# TASK OBJECTIVE:
Search the records below for the word "data". Pull out each line that has it.

Start of EXERCISE INPUTS

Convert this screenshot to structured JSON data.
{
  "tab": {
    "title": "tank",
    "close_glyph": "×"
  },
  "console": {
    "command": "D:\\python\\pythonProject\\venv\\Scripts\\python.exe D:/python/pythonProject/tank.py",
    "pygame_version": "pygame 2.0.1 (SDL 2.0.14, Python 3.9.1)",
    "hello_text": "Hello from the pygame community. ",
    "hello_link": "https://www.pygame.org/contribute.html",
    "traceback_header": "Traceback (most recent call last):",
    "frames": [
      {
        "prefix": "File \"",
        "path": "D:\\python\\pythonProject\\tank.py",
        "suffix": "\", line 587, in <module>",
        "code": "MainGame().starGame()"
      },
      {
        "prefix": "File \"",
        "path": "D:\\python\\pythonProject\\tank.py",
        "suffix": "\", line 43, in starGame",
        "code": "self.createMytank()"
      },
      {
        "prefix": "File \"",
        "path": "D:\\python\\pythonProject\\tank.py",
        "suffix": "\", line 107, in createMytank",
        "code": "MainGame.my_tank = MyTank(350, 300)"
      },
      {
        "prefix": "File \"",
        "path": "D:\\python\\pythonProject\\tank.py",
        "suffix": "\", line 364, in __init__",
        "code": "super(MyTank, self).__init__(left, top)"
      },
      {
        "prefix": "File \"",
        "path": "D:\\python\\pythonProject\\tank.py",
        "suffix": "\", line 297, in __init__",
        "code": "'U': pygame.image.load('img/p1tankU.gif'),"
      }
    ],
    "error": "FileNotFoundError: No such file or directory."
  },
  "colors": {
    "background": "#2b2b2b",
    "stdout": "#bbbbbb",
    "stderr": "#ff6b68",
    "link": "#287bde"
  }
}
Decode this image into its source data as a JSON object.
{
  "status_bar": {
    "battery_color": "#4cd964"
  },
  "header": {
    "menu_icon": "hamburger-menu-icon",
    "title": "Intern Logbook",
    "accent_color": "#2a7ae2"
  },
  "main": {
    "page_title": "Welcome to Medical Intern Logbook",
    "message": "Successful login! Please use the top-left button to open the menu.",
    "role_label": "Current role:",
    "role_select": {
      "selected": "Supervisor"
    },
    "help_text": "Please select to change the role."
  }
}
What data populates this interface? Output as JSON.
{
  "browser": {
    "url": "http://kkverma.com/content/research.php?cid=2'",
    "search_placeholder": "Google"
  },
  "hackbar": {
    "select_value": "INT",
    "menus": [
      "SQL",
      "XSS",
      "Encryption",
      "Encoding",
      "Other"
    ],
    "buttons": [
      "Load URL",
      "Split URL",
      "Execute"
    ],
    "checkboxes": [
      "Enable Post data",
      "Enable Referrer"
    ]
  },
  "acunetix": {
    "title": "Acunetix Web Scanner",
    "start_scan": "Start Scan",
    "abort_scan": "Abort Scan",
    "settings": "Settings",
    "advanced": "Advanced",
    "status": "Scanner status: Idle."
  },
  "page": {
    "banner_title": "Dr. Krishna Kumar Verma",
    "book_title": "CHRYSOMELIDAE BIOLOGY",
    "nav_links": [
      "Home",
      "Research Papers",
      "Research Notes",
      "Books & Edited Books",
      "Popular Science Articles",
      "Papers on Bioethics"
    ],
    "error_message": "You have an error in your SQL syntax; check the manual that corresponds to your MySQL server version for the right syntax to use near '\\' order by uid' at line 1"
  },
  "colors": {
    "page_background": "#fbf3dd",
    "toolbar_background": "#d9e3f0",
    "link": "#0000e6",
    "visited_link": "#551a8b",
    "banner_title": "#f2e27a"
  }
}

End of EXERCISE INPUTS

# TASK OUTPUT:
Convert this screenshot to structured JSON data.
Decode this image into its source data as a JSON object.
What data populates this interface? Output as JSON.
      "Enable Post data",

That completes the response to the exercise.